Ken Burley is a keen member of the Royal Town Planning Institute (RTPI) and the IHBC. He has been involved with the South Yorkshire Buildings Preservation Trust (SYBPT) for over 20 years, and has chaired it since his retirement in 2004.
In 2005, the SYBPT bought a Georgian townhouse in the small market town of Thorne near Doncaster, an area with serious economic problems which became a priority for many regeneration grants. The property was bought with a view to helping with the overall regeneration of Thorne and to conserve an important example of the town’s architectural heritage. The SYBPT also has an educational remit, with the aim of promoting the history of the building to the local community. An exhibition about Thorne, in particular the property bought by the SYBPT, was erected in 2005 by students of Sheffield University on a market day and proved to be a huge success in terms of local people becoming interested in their town.
Ken’s planning experience, management skills, high standards, persistence and dedication have been crucial in holding the SYBPT together and enabling it to work to its full potential. He maintains a long record of volunteer involvement with the RTPI and the Yorkshire Branch of the IHBC, often in roles which hold responsibility.
An Award for Special Commendation was presented to Edith Gollnast
Since retiring in 2009, Edith has devoted much of her time to the meticulous drawing of Oxford’s buildings to illustrate a series of books on heritage work. Her work has become an accessible tool for tourists wanting to learn more about the heritage buildings in Oxford, particularly aspects of the historic environment which people might otherwise overlook. Her impressive knowledge of Oxford and the buildings which tell the bigger story of the city’s history, come as a result of working in conservation for Oxford City Council for over 30 years.
The illustrations delight as well as inform and go a long way to making the publications hugely successful.

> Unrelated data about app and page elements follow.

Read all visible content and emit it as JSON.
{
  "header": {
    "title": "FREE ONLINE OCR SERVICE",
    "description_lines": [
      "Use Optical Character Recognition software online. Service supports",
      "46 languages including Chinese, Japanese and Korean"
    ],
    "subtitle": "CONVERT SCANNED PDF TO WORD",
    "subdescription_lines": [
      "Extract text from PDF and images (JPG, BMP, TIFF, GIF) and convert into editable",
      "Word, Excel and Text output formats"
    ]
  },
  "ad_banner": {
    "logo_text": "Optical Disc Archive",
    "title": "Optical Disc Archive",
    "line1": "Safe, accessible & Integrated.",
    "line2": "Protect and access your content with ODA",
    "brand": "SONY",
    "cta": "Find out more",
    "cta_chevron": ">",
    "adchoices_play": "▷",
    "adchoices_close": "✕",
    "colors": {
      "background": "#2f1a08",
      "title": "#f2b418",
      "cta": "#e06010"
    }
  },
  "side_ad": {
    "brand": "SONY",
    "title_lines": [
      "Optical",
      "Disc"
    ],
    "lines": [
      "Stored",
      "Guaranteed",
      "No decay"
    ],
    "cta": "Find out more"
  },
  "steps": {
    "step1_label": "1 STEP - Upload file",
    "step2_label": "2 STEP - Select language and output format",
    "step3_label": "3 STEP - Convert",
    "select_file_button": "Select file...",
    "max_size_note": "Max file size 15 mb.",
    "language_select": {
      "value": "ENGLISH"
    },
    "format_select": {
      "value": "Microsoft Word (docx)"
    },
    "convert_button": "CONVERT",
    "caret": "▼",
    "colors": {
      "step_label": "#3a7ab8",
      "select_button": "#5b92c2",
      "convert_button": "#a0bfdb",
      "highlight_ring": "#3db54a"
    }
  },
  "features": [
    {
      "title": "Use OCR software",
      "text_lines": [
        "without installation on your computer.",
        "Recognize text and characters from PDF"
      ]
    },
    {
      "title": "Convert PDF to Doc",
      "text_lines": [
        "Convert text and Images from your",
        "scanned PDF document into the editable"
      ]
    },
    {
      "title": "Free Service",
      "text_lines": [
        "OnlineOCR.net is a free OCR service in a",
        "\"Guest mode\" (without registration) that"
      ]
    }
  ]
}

The books are published by the Oxford Preservation Trust (of which Edith is a life member) and provide a valuable and well-used planning tool for both the public and private sector. Apart from a very modest honorarium, Edith has completed her illustrations in a voluntary capacity and all proceeds from the sales of the books go to the Oxford Preservation Trust.